In my opinion, this is the best commentary on the book of Daniel available today. Dr. Walvoord provides a thorough overview of the cultural background and theological issues of the book. He addresses the considerations of dating the book and demonstrates that Daniel is indeed a book that fortells the future kingdoms of Medo-Persia, Greece, and Rome. Walvoord’s essential argument in the book is that Daniel provides the framework in which biblical prophecy must be interpreted. He accomplishes this goal while providing a thorough treatment of each chapter of Daniel.
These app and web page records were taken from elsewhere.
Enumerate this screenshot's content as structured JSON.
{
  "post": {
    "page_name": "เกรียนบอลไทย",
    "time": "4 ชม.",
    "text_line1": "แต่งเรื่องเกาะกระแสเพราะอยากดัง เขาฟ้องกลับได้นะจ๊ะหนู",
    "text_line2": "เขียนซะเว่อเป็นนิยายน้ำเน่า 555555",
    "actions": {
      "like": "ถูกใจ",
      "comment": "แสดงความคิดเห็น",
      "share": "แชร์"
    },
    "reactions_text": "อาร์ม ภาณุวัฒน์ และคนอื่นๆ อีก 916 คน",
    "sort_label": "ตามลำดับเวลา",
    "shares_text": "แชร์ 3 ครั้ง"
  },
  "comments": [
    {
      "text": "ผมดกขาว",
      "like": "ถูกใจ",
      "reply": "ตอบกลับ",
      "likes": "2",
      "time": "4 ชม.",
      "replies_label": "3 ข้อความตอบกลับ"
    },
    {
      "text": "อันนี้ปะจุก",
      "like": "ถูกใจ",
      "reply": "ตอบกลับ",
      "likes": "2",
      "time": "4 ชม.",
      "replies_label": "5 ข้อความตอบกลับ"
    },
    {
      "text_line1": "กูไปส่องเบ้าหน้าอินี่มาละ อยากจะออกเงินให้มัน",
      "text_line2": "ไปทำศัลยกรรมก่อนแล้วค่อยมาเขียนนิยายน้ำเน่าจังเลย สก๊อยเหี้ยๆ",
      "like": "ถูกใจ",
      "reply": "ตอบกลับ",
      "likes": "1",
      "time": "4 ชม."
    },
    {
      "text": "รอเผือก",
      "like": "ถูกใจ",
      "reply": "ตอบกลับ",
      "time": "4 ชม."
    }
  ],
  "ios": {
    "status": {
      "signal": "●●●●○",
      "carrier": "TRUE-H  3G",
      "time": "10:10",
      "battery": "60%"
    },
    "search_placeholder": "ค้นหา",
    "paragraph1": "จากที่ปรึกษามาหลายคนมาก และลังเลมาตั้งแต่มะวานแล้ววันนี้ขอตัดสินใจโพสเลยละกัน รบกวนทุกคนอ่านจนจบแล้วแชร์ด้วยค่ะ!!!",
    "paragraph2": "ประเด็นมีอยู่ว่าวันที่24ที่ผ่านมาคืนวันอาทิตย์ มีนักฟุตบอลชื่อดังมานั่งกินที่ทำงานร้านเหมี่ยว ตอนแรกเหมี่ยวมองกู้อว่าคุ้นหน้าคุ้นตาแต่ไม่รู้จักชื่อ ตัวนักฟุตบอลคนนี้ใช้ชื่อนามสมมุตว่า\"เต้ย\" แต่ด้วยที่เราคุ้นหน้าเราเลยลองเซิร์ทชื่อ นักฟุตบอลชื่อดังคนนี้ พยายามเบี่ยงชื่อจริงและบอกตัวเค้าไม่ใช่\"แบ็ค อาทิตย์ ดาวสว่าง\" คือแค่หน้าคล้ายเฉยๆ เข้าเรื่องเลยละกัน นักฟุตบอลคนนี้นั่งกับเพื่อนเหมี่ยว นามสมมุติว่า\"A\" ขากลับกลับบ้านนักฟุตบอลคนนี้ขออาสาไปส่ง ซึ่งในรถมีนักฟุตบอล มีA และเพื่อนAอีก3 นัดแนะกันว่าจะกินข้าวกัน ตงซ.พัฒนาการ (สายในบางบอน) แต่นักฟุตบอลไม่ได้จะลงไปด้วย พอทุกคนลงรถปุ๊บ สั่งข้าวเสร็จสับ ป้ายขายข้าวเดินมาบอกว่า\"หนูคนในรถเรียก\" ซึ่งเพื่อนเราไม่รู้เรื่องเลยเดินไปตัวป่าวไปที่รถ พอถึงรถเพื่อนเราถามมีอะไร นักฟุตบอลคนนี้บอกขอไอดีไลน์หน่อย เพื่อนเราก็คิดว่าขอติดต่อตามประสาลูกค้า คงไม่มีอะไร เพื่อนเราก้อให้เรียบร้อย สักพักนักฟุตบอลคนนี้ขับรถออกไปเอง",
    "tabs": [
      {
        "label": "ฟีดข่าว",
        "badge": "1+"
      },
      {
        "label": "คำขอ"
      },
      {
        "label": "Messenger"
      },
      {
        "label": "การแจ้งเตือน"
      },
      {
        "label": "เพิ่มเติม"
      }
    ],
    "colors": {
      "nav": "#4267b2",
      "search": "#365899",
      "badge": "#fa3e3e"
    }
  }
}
Too many times in our society, people promote themselves and take credit whether it’s due or not. This is a prideful way of acting and one that was foreign to a remarkable man named Daniel.
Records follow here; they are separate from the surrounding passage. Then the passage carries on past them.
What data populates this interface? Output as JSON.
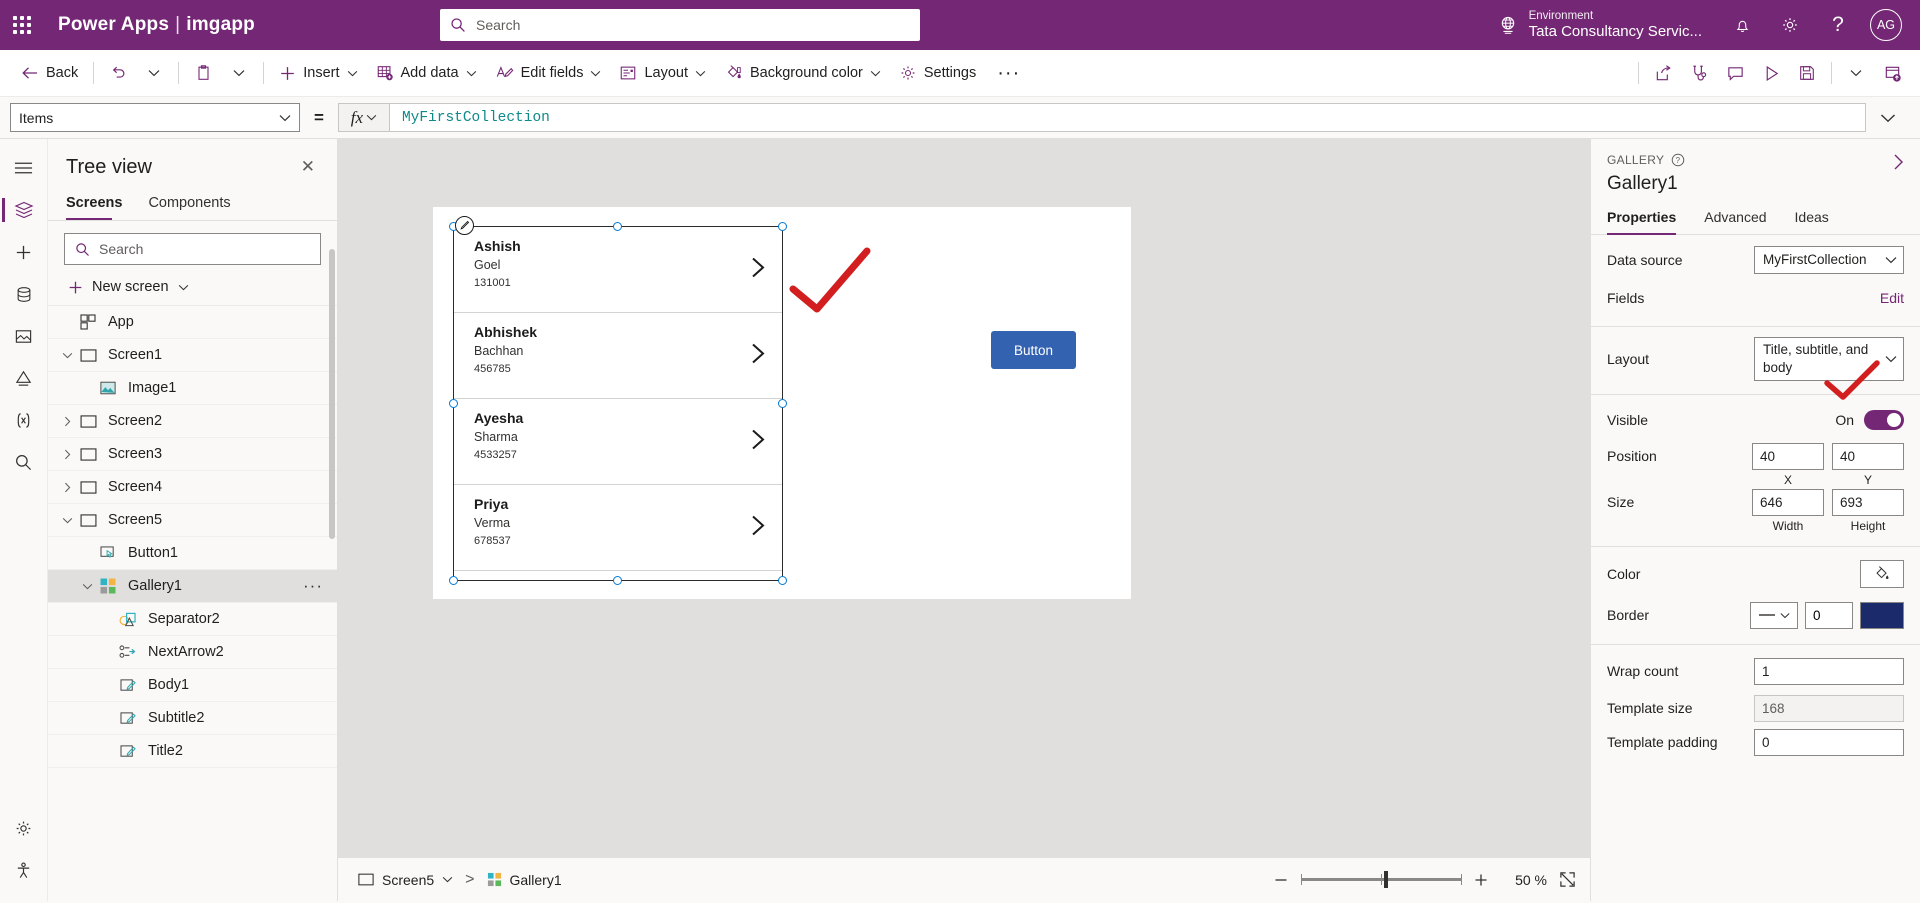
{
  "header": {
    "brand": "Power Apps",
    "separator": "|",
    "app_name": "imgapp",
    "search_placeholder": "Search",
    "environment_label": "Environment",
    "environment_value": "Tata Consultancy Servic...",
    "avatar_initials": "AG",
    "brand_color": "#742774"
  },
  "commandbar": {
    "back": "Back",
    "insert": "Insert",
    "add_data": "Add data",
    "edit_fields": "Edit fields",
    "layout": "Layout",
    "background_color": "Background color",
    "settings": "Settings",
    "overflow": "···"
  },
  "formulabar": {
    "property": "Items",
    "equals": "=",
    "fx": "fx",
    "expression": "MyFirstCollection"
  },
  "treeview": {
    "title": "Tree view",
    "tabs": [
      {
        "label": "Screens",
        "active": true
      },
      {
        "label": "Components",
        "active": false
      }
    ],
    "search_placeholder": "Search",
    "new_screen": "New screen",
    "items": [
      {
        "label": "App",
        "icon": "app-icon",
        "indent": 0,
        "chevron": "",
        "selected": false
      },
      {
        "label": "Screen1",
        "icon": "screen-icon",
        "indent": 0,
        "chevron": "down",
        "selected": false
      },
      {
        "label": "Image1",
        "icon": "image-icon",
        "indent": 1,
        "chevron": "",
        "selected": false
      },
      {
        "label": "Screen2",
        "icon": "screen-icon",
        "indent": 0,
        "chevron": "right",
        "selected": false
      },
      {
        "label": "Screen3",
        "icon": "screen-icon",
        "indent": 0,
        "chevron": "right",
        "selected": false
      },
      {
        "label": "Screen4",
        "icon": "screen-icon",
        "indent": 0,
        "chevron": "right",
        "selected": false
      },
      {
        "label": "Screen5",
        "icon": "screen-icon",
        "indent": 0,
        "chevron": "down",
        "selected": false
      },
      {
        "label": "Button1",
        "icon": "button-icon",
        "indent": 1,
        "chevron": "",
        "selected": false
      },
      {
        "label": "Gallery1",
        "icon": "gallery-icon",
        "indent": 1,
        "chevron": "down",
        "selected": true,
        "ellipsis": "···"
      },
      {
        "label": "Separator2",
        "icon": "separator-icon",
        "indent": 2,
        "chevron": "",
        "selected": false
      },
      {
        "label": "NextArrow2",
        "icon": "nextarrow-icon",
        "indent": 2,
        "chevron": "",
        "selected": false
      },
      {
        "label": "Body1",
        "icon": "label-icon",
        "indent": 2,
        "chevron": "",
        "selected": false
      },
      {
        "label": "Subtitle2",
        "icon": "label-icon",
        "indent": 2,
        "chevron": "",
        "selected": false
      },
      {
        "label": "Title2",
        "icon": "label-icon",
        "indent": 2,
        "chevron": "",
        "selected": false
      }
    ]
  },
  "canvas": {
    "gallery_items": [
      {
        "title": "Ashish",
        "subtitle": "Goel",
        "body": "131001"
      },
      {
        "title": "Abhishek",
        "subtitle": "Bachhan",
        "body": "456785"
      },
      {
        "title": "Ayesha",
        "subtitle": "Sharma",
        "body": "4533257"
      },
      {
        "title": "Priya",
        "subtitle": "Verma",
        "body": "678537"
      }
    ],
    "button_label": "Button",
    "annotation_color": "#d21e1e"
  },
  "statusbar": {
    "screen_name": "Screen5",
    "control_name": "Gallery1",
    "zoom_value": "50",
    "zoom_unit": "%"
  },
  "properties": {
    "kind": "GALLERY",
    "name": "Gallery1",
    "tabs": [
      {
        "label": "Properties",
        "active": true
      },
      {
        "label": "Advanced",
        "active": false
      },
      {
        "label": "Ideas",
        "active": false
      }
    ],
    "rows": {
      "data_source_label": "Data source",
      "data_source_value": "MyFirstCollection",
      "fields_label": "Fields",
      "fields_action": "Edit",
      "layout_label": "Layout",
      "layout_value": "Title, subtitle, and body",
      "visible_label": "Visible",
      "visible_state": "On",
      "position_label": "Position",
      "position_x": "40",
      "position_y": "40",
      "position_x_caption": "X",
      "position_y_caption": "Y",
      "size_label": "Size",
      "size_width": "646",
      "size_height": "693",
      "size_width_caption": "Width",
      "size_height_caption": "Height",
      "color_label": "Color",
      "border_label": "Border",
      "border_width": "0",
      "border_color": "#1b2a6b",
      "wrap_count_label": "Wrap count",
      "wrap_count_value": "1",
      "template_size_label": "Template size",
      "template_size_value": "168",
      "template_padding_label": "Template padding",
      "template_padding_value": "0"
    }
  }
}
We find Daniel in the second chapter of the book bearing his name facing certain death. King Nebuchadnezzar has ordered that all the wise men be put to death because they could not tell Nebuchadnezzar what he had been dreaming about or what it meant. Daniel petitions the captain of the guard to take him to the king. Upon his appearance, Daniel asks the king for some time and is granted it (Dan. 2:1-16). Continue reading →
Nebuchadnezzar is one of the most infamous kings of the Old Testament. He conquered Jerusalem, destroyed the First Temple, and sent the Jews into exile or captivity. In Daniel chapter 4, however, the king is humbled by God. After Nebuchadnezzar boasts of his achievements, God gives him an odd mental disease (know in modern times as lycanthropy or porphyria) where he is forced to live as an animal for seven years. Continue reading →